But now—had anything changed? The Empire Pie was still bothering me. I went to the bookstore, and was frankly relieved not to find the titles I feared; there was no Charlie and Lola: We Completely Must Eat an Empire Pie or recommendation signs saying, “If you loved the Hunger Games, try The Empire Chronicles”. But in the children’s history section, I did find two books that suggest that the old ideas of empire might be making a comeback. Both are from 2014, although one, Ladybird Histories: British History (written by Tim Wood, with illustrations from Phil Page, John Dillow, Peter Dennis and Carlo Molinari) is a reprint of the 2011 edition of a 1996 title (got that?). The other, an appealing “lift the flap” type book, is entitled See inside the History of Britain by Rob Lloyd Jones and Barry Ablett (London: Usborne, 2014).

Britain beyond Britain is an 'empire' (why the quotation marks?)

Britain beyond Britain is an ’empire’ (why the quotation marks?)

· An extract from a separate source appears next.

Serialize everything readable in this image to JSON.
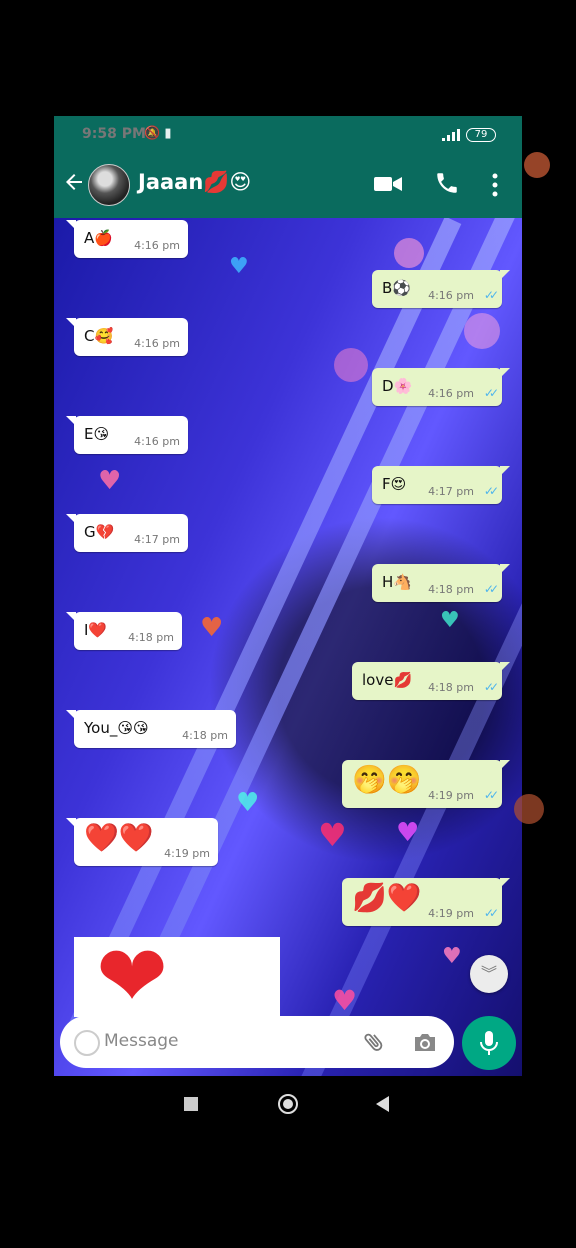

In the latter book, the empire is dealt with only on a single page: “Britain beyond Britain” in which we learn that “From the 1600s to the 1900s, British influence spread around the world. Explorers set off on dangerous journeys, and traders set up colonies in far-off lands” (8). Looking at the page without lifting flaps, we learn that Britain “took control of large parts of Africa” and also “took control of India”. Notably, Australia “became” part of the British Empire. The difference in language harks back to language in history textbooks from imperial days, in which “white” colonies such as Australia and Canada, were described quite differently from non-white parts of the world. The page spread also repeats the phrase which was once so familiar to young Britons (although with a curious use of quotation marks): “By 1900, Britain ruled over a quarter of the world—a vast ‘empire’ that stretched across the globe” (8).

The main story in See Inside tells us the empire is all about trade.

The main story in See Inside tells us the empire is all about trade.

Lifting the flaps does let you in on some darker secrets of this glorious empire.

Underneath that history of glorious trade is a darker story.

Underneath that history of glorious trade is a darker story.

For example, lifting the flap about trade (which described a list of raw materials and products, such as tea and sugar), we learn that another of the items that Britain traded was slaves who were treated “dreadfully” (9) and “like animals” (9). Shockingly, we also learn that some people “resented” (9) being ruled. It is a good change that See inside the History of Britain does admit British people’s role in the slave trade, but still more than a bit troublesome that the main page—what children see when they open the book—is purely celebratory of British power.

You can see why the British had to conquer the warlike Zulus from this picture in the Ladybird History.

You can see why the British had to conquer the warlike Zulus from this picture in the Ladybird History.

Ladybird Histories: British History has little to say directly about the British Empire (empire is not listed as a subject in the index, and commonwealth, which is included, refers only to the period of Britain under Oliver Cromwell), but some of what it does say is disturbing. Slaves are labelled, confusingly, as “cheap labour” (111) and the “Indian Mutiny” (otherwise known as the Sepoy Rebellion) started with “resentment” (127) and ended with the British building “roads, railways and postal services” (127), all resentment apparently put aside. The most disturbing reference to empire, though, is on the page about “The Zulu War”. The illustration and text return to imperial descriptions of the war between the British and the Zulu; the “vast British Empire” is threatened by the “warlike people” who “massacred” 1500 British troops in a “disaster” that was later avenged when the British army “destroyed” the Zulu capital (all page 128). There follows only two further references to the Empire; on page 132, “Representatives came from all over the Empire to pay their respects” to Queen Victoria; and on the final page, “The great overseas British Empire was about to disappear” (146) after WWII, apparently for no particular reason. If it was so great, why did it have to go?

Well, I suppose Empire Piecrust promises are just the same as any others: easily made, easily broken.